There is something about the stage that brings out the best in people. Performers who have achieved global fame on the big screen are humbled before an audience consisting of their old mates. In the climax of this year’s 59th Evening Standard Theatre Awards, Dame Maggie Smith faltered in the spotlight, her eyes glistening with tears, a lump in her throat, as she said that her heart actually ached for the theatre and she wanted more than anything to return to it. ‘But there is no Mrs Lear!’ she cried, as directors and playwrights across the room conferred in a collective aim to find a role for Maggie.
Earlier in the evening, Clarke Peters’ soft and slow rendition of ‘There’s No Business like Show Business’ was spine-tingling. Dame Edna Everage was at the top of her game, sympathising with the Comedy Award winner David Walliams over parents who could not even spell his surname correctly. The host for the evening, Damian Lewis (below), came on stage with a copy of Friday’s Evening Standard and a superbly reworked version of ‘Leaning on a Lamp-post’. He stage-managed the astonishing roll call of talent and national institutions — Boris Johnson, Barbara Windsor, Sir David Attenborough, Helen Mirren, Adrian Lester and Rory Kinnear — with wit and warmth.

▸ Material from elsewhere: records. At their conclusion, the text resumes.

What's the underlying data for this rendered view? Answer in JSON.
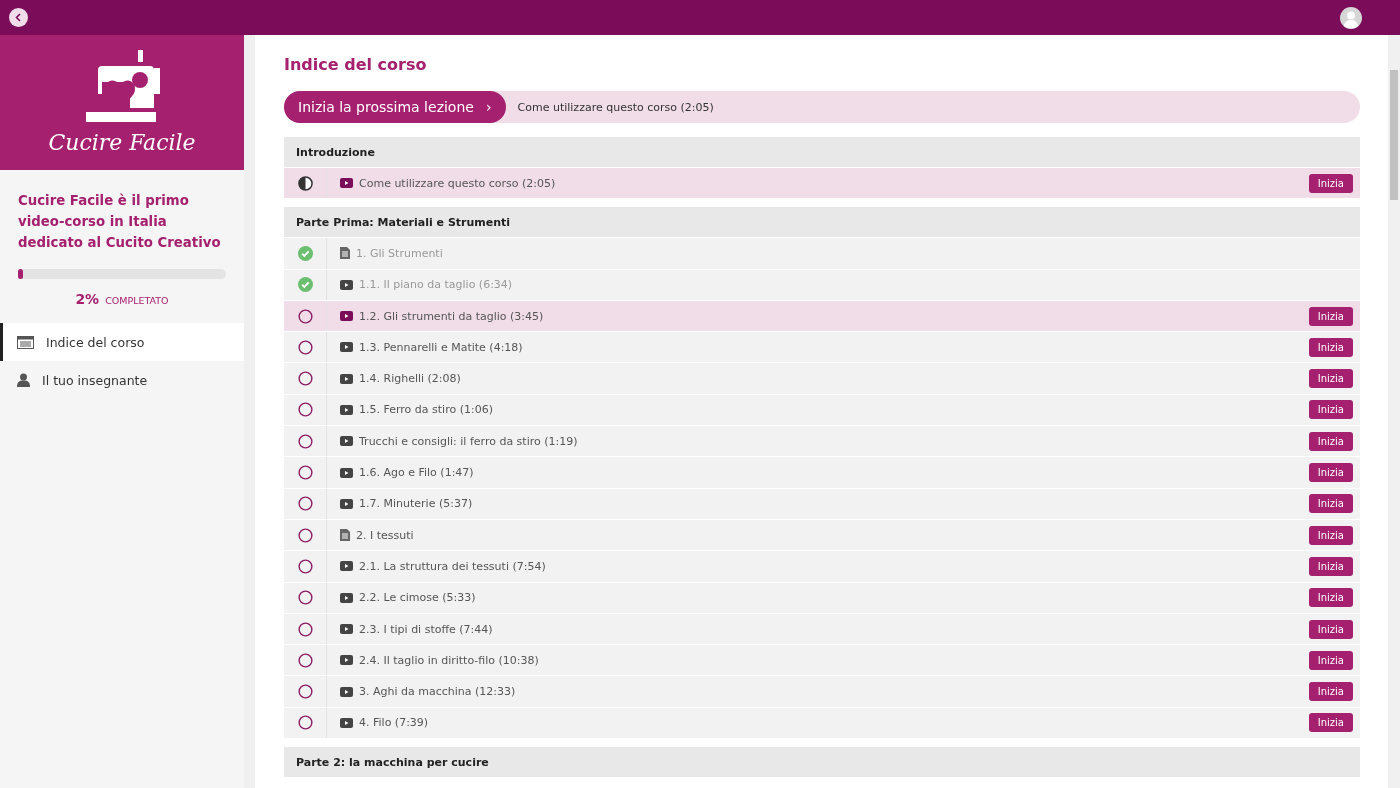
{
  "course": {
    "title": "Cucire Facile",
    "description": "Cucire Facile è il primo video-corso in Italia dedicato al Cucito Creativo",
    "progress": {
      "level": 0.02,
      "percent": "2%",
      "label": "COMPLETATO"
    }
  },
  "nav": [
    {
      "label": "Indice del corso",
      "selected": true
    },
    {
      "label": "Il tuo insegnante",
      "selected": false
    }
  ],
  "page_title": "Indice del corso",
  "next_lesson": {
    "button": "Inizia la prossima lezione",
    "arrow": "›",
    "lesson": "Come utilizzare questo corso (2:05)"
  },
  "sections": [
    {
      "title": "Introduzione",
      "lessons": [
        {
          "title": "Come utilizzare questo corso (2:05)",
          "kind": "video",
          "completed": false,
          "started": true,
          "current": true,
          "action": "Inizia"
        }
      ]
    },
    {
      "title": "Parte Prima: Materiali e Strumenti",
      "lessons": [
        {
          "title": "1. Gli Strumenti",
          "kind": "text",
          "completed": true,
          "started": false,
          "current": false
        },
        {
          "title": "1.1. Il piano da taglio (6:34)",
          "kind": "video",
          "completed": true,
          "started": false,
          "current": false
        },
        {
          "title": "1.2. Gli strumenti da taglio (3:45)",
          "kind": "video",
          "completed": false,
          "started": false,
          "current": true,
          "action": "Inizia"
        },
        {
          "title": "1.3. Pennarelli e Matite (4:18)",
          "kind": "video",
          "completed": false,
          "started": false,
          "current": false,
          "action": "Inizia"
        },
        {
          "title": "1.4. Righelli (2:08)",
          "kind": "video",
          "completed": false,
          "started": false,
          "current": false,
          "action": "Inizia"
        },
        {
          "title": "1.5. Ferro da stiro (1:06)",
          "kind": "video",
          "completed": false,
          "started": false,
          "current": false,
          "action": "Inizia"
        },
        {
          "title": "Trucchi e consigli: il ferro da stiro (1:19)",
          "kind": "video",
          "completed": false,
          "started": false,
          "current": false,
          "action": "Inizia"
        },
        {
          "title": "1.6. Ago e Filo (1:47)",
          "kind": "video",
          "completed": false,
          "started": false,
          "current": false,
          "action": "Inizia"
        },
        {
          "title": "1.7. Minuterie (5:37)",
          "kind": "video",
          "completed": false,
          "started": false,
          "current": false,
          "action": "Inizia"
        },
        {
          "title": "2. I tessuti",
          "kind": "text",
          "completed": false,
          "started": false,
          "current": false,
          "action": "Inizia"
        },
        {
          "title": "2.1. La struttura dei tessuti (7:54)",
          "kind": "video",
          "completed": false,
          "started": false,
          "current": false,
          "action": "Inizia"
        },
        {
          "title": "2.2. Le cimose (5:33)",
          "kind": "video",
          "completed": false,
          "started": false,
          "current": false,
          "action": "Inizia"
        },
        {
          "title": "2.3. I tipi di stoffe (7:44)",
          "kind": "video",
          "completed": false,
          "started": false,
          "current": false,
          "action": "Inizia"
        },
        {
          "title": "2.4. Il taglio in diritto-filo (10:38)",
          "kind": "video",
          "completed": false,
          "started": false,
          "current": false,
          "action": "Inizia"
        },
        {
          "title": "3. Aghi da macchina (12:33)",
          "kind": "video",
          "completed": false,
          "started": false,
          "current": false,
          "action": "Inizia"
        },
        {
          "title": "4. Filo (7:39)",
          "kind": "video",
          "completed": false,
          "started": false,
          "current": false,
          "action": "Inizia"
        }
      ]
    },
    {
      "title": "Parte 2: la macchina per cucire"
    }
  ]
}
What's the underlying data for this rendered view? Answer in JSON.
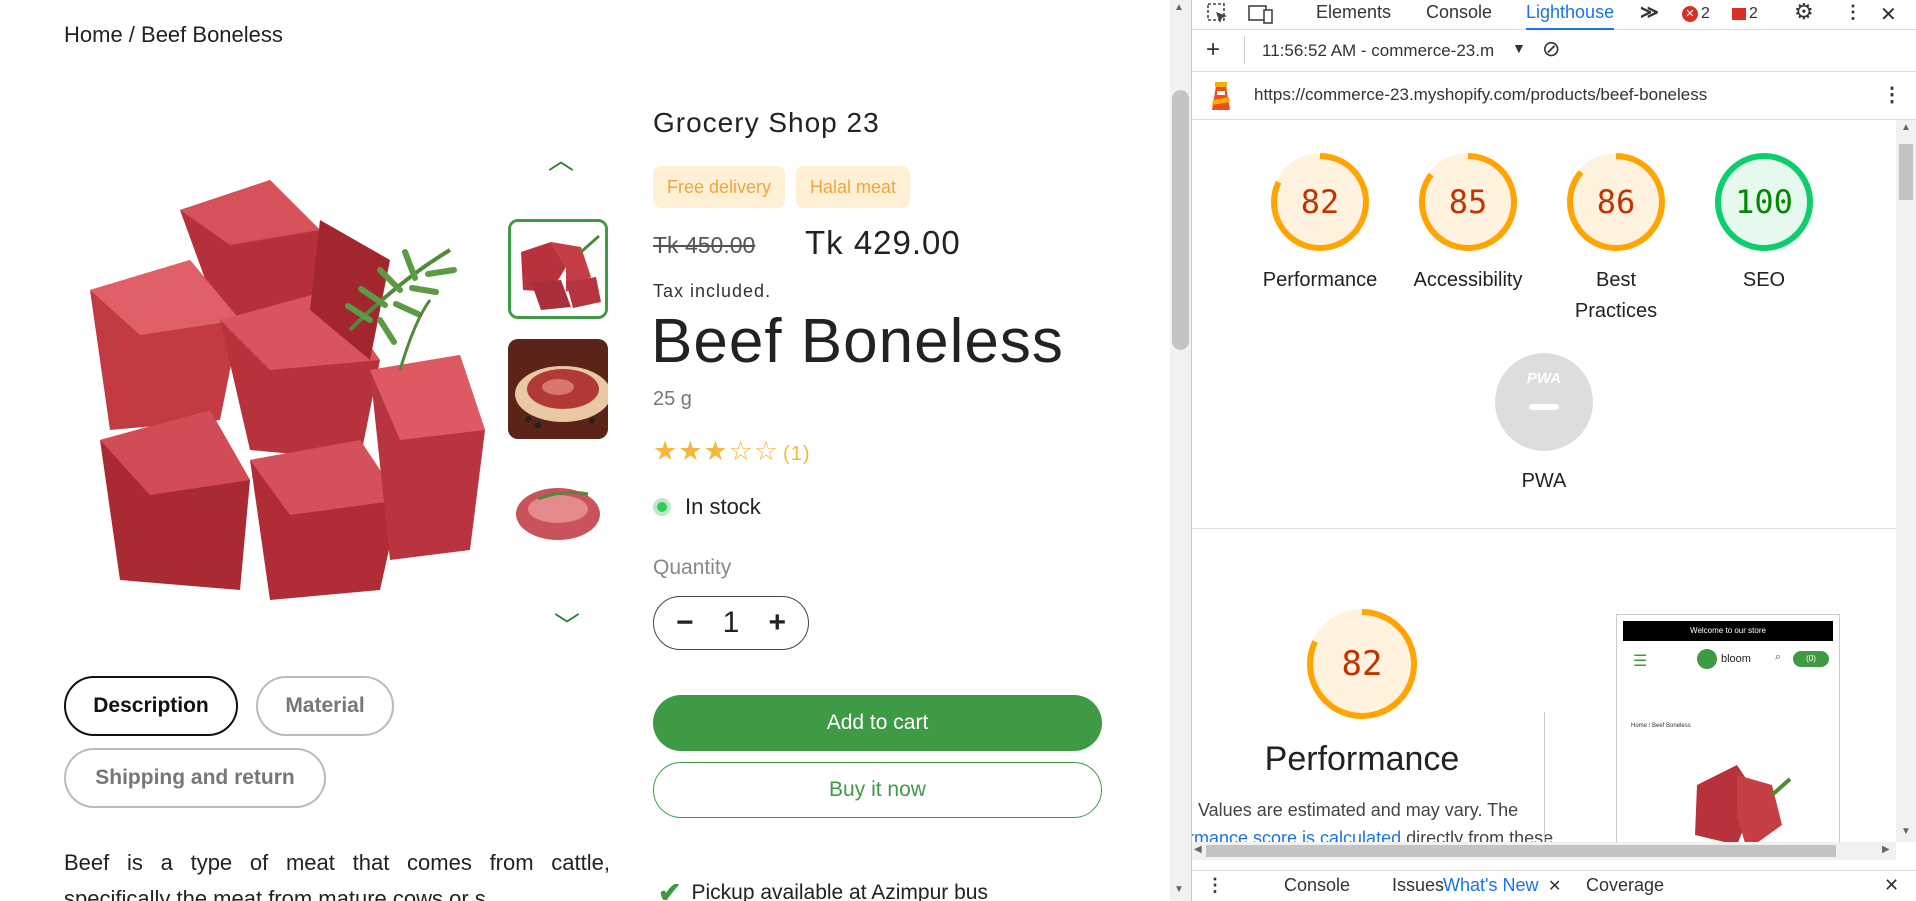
{
  "shop": {
    "breadcrumb": "Home / Beef Boneless",
    "vendor": "Grocery Shop 23",
    "badges": [
      "Free delivery",
      "Halal meat"
    ],
    "price_old": "Tk 450.00",
    "price_new": "Tk 429.00",
    "tax_note": "Tax included.",
    "title": "Beef Boneless",
    "weight": "25 g",
    "rating_stars": "★★★☆☆",
    "rating_count": "(1)",
    "stock": "In stock",
    "quantity_label": "Quantity",
    "quantity_value": "1",
    "qty_minus": "−",
    "qty_plus": "+",
    "add_to_cart": "Add to cart",
    "buy_now": "Buy it now",
    "pickup": "Pickup available at Azimpur bus",
    "tabs": [
      "Description",
      "Material",
      "Shipping and return"
    ],
    "description": "Beef is a type of meat that comes from cattle, specifically the meat from mature cows or s",
    "colors": {
      "accent": "#3e9a45",
      "badge_bg": "#fdf0d5",
      "badge_text": "#f2a53a",
      "stars": "#f4b73b"
    }
  },
  "devtools": {
    "tabs": [
      "Elements",
      "Console",
      "Lighthouse"
    ],
    "active_tab": "Lighthouse",
    "more_tabs_icon": "chevron-double-right-icon",
    "error_count": "2",
    "issue_count": "2",
    "report_selector": "11:56:52 AM - commerce-23.m",
    "url": "https://commerce-23.myshopify.com/products/beef-boneless",
    "scores": [
      {
        "label": "Performance",
        "value": "82",
        "color": "#ffa400",
        "bg": "#fff3e0",
        "text": "#c33300"
      },
      {
        "label": "Accessibility",
        "value": "85",
        "color": "#ffa400",
        "bg": "#fff3e0",
        "text": "#c33300"
      },
      {
        "label": "Best\nPractices",
        "value": "86",
        "color": "#ffa400",
        "bg": "#fff3e0",
        "text": "#c33300"
      },
      {
        "label": "SEO",
        "value": "100",
        "color": "#0cce6b",
        "bg": "#e6f9ee",
        "text": "#008800"
      }
    ],
    "pwa_label": "PWA",
    "pwa_badge": "PWA",
    "perf_score": "82",
    "perf_title": "Performance",
    "perf_note_1": "Values are estimated and may vary. The",
    "perf_note_link": "rmance score is calculated",
    "perf_note_2": " directly from these",
    "preview": {
      "banner": "Welcome to our store",
      "brand": "bloom",
      "cart": "(0)",
      "crumb": "Home / Beef Boneless"
    },
    "drawer_tabs": [
      "Console",
      "Issues",
      "What's New",
      "Coverage"
    ],
    "drawer_active": "What's New"
  }
}
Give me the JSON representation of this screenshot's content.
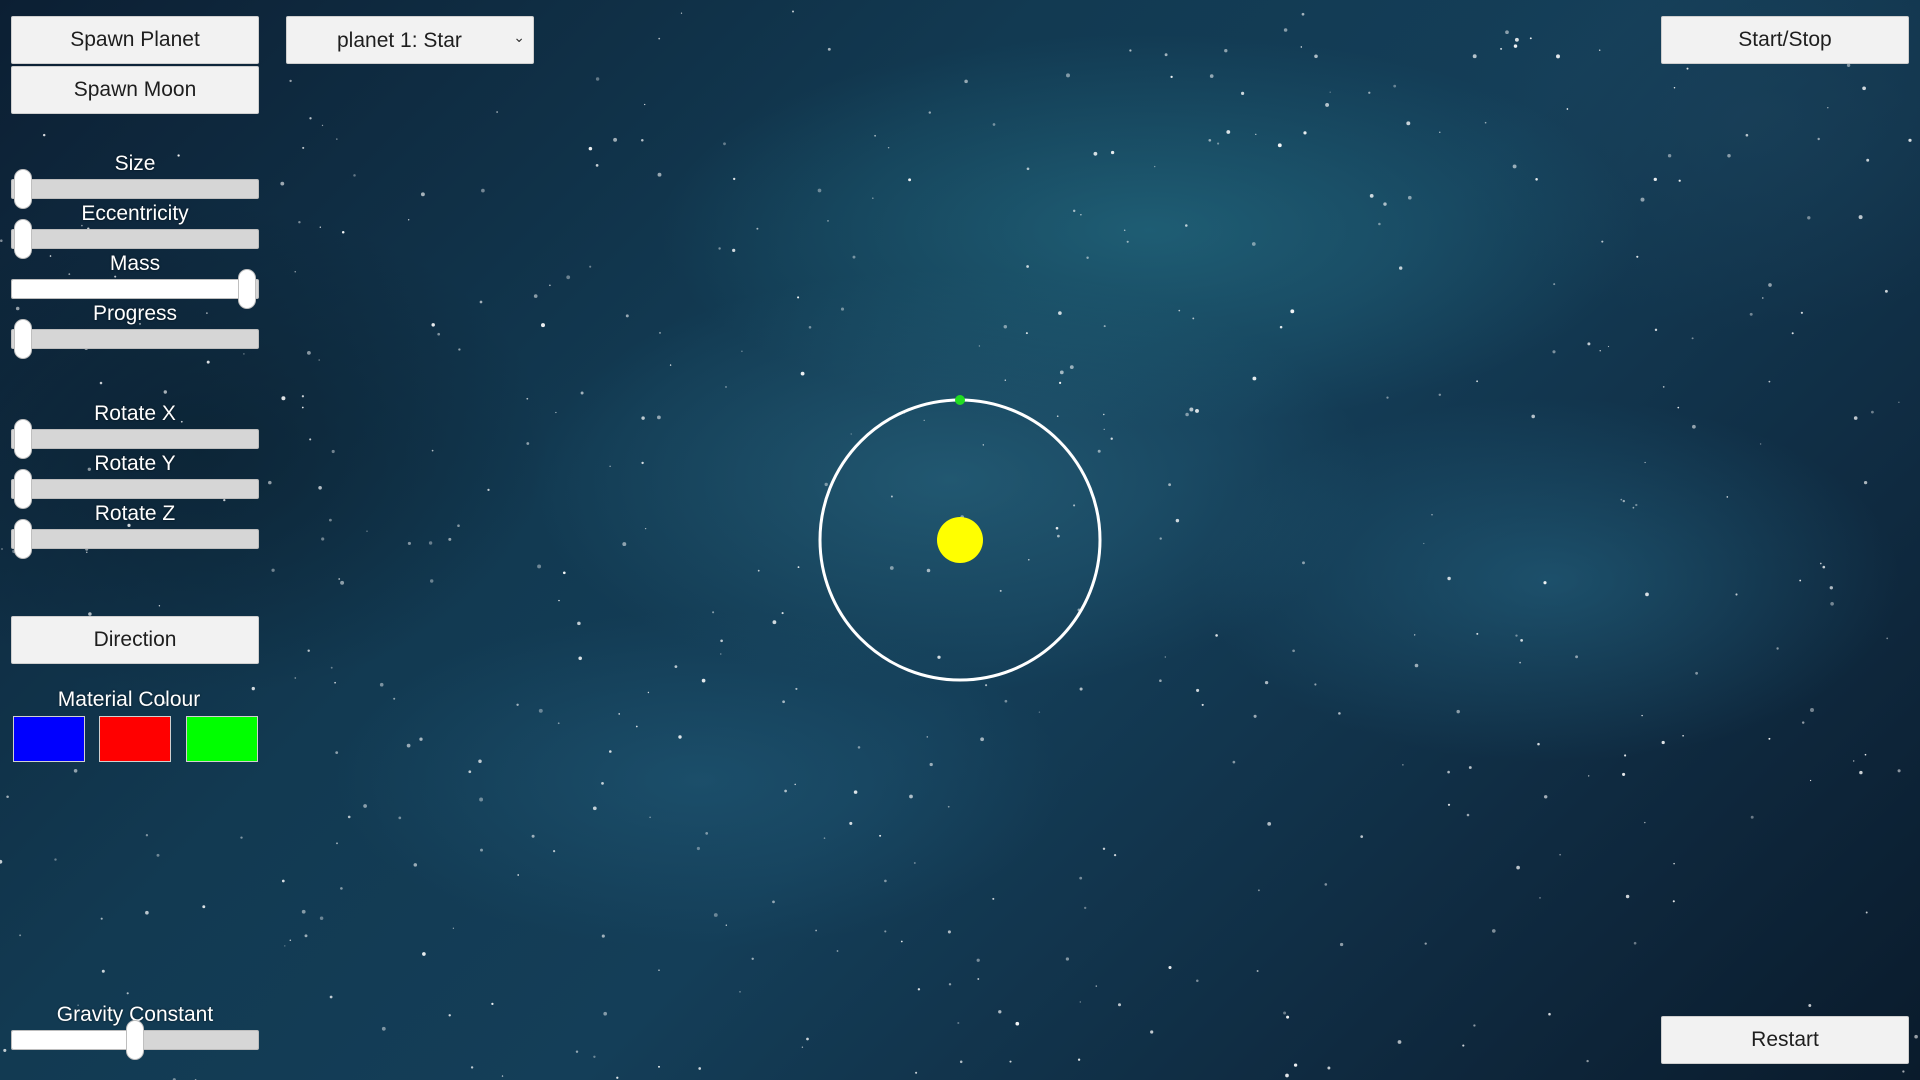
{
  "toolbar": {
    "spawn_planet_label": "Spawn Planet",
    "spawn_moon_label": "Spawn Moon",
    "start_stop_label": "Start/Stop",
    "restart_label": "Restart",
    "direction_label": "Direction"
  },
  "planet_select": {
    "selected": "planet 1: Star",
    "arrow_icon": "chevron-down-icon"
  },
  "sliders": {
    "size": {
      "label": "Size",
      "value": 0.0
    },
    "eccentricity": {
      "label": "Eccentricity",
      "value": 0.0
    },
    "mass": {
      "label": "Mass",
      "value": 1.0
    },
    "progress": {
      "label": "Progress",
      "value": 0.0
    },
    "rotate_x": {
      "label": "Rotate X",
      "value": 0.0
    },
    "rotate_y": {
      "label": "Rotate Y",
      "value": 0.0
    },
    "rotate_z": {
      "label": "Rotate Z",
      "value": 0.0
    },
    "gravity": {
      "label": "Gravity Constant",
      "value": 0.5
    }
  },
  "material": {
    "label": "Material Colour",
    "colors": [
      "#0000ff",
      "#ff0000",
      "#00ff00"
    ]
  },
  "scene": {
    "star_color": "#ffff00",
    "orbit_color": "#ffffff",
    "planet_color": "#22dd22"
  }
}
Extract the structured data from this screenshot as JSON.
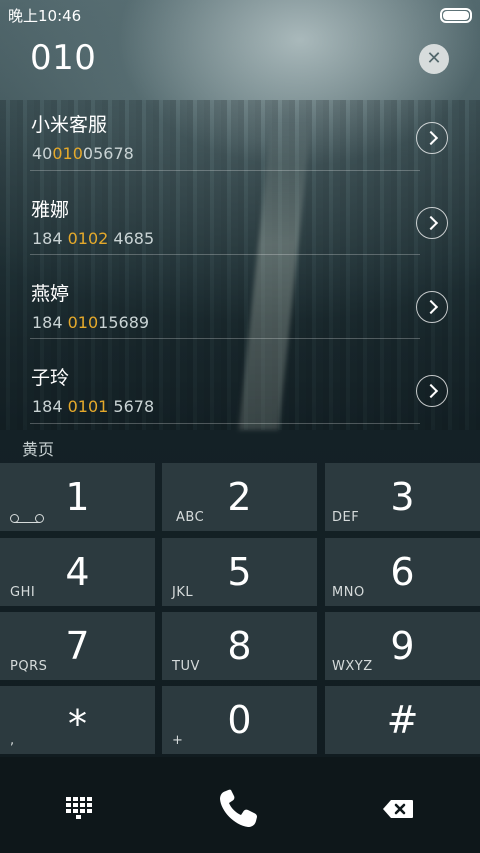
{
  "status_bar": {
    "time": "晚上10:46",
    "battery_level": 1.0
  },
  "dialer": {
    "input_value": "010"
  },
  "contacts": [
    {
      "name": "小米客服",
      "number_pre": "40",
      "number_match": "010",
      "number_post": "05678"
    },
    {
      "name": "雅娜",
      "number_pre": "184 ",
      "number_match": "0102",
      "number_post": " 4685"
    },
    {
      "name": "燕婷",
      "number_pre": "184 ",
      "number_match": "010",
      "number_post": "15689"
    },
    {
      "name": "子玲",
      "number_pre": "184 ",
      "number_match": "0101",
      "number_post": " 5678"
    }
  ],
  "section_label": "黄页",
  "keypad": [
    {
      "digit": "1",
      "letters": ""
    },
    {
      "digit": "2",
      "letters": "ABC"
    },
    {
      "digit": "3",
      "letters": "DEF"
    },
    {
      "digit": "4",
      "letters": "GHI"
    },
    {
      "digit": "5",
      "letters": "JKL"
    },
    {
      "digit": "6",
      "letters": "MNO"
    },
    {
      "digit": "7",
      "letters": "PQRS"
    },
    {
      "digit": "8",
      "letters": "TUV"
    },
    {
      "digit": "9",
      "letters": "WXYZ"
    },
    {
      "digit": "*",
      "letters": ","
    },
    {
      "digit": "0",
      "letters": "+"
    },
    {
      "digit": "#",
      "letters": ""
    }
  ],
  "icons": {
    "clear": "clear-icon",
    "arrow": "chevron-right-icon",
    "voicemail": "voicemail-icon",
    "dialpad": "dialpad-icon",
    "call": "phone-icon",
    "backspace": "backspace-icon"
  },
  "colors": {
    "highlight": "#e5a92b",
    "key_bg": "#2c3a3f",
    "bottom_bg": "#0e171a"
  }
}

The lure of theatre never felt stronger.
Do you have any particular method for learning Shakespearean lines?
I’m the man who looks like a lunatic walking around the parks of London talking to himself. I have to be on the move, I can’t learn them sitting at a desk. I march myself around outside,drilling the lines into my brain. There’s no secret: it’s repetition, repetition, repetition, like practising your forehand in tennis.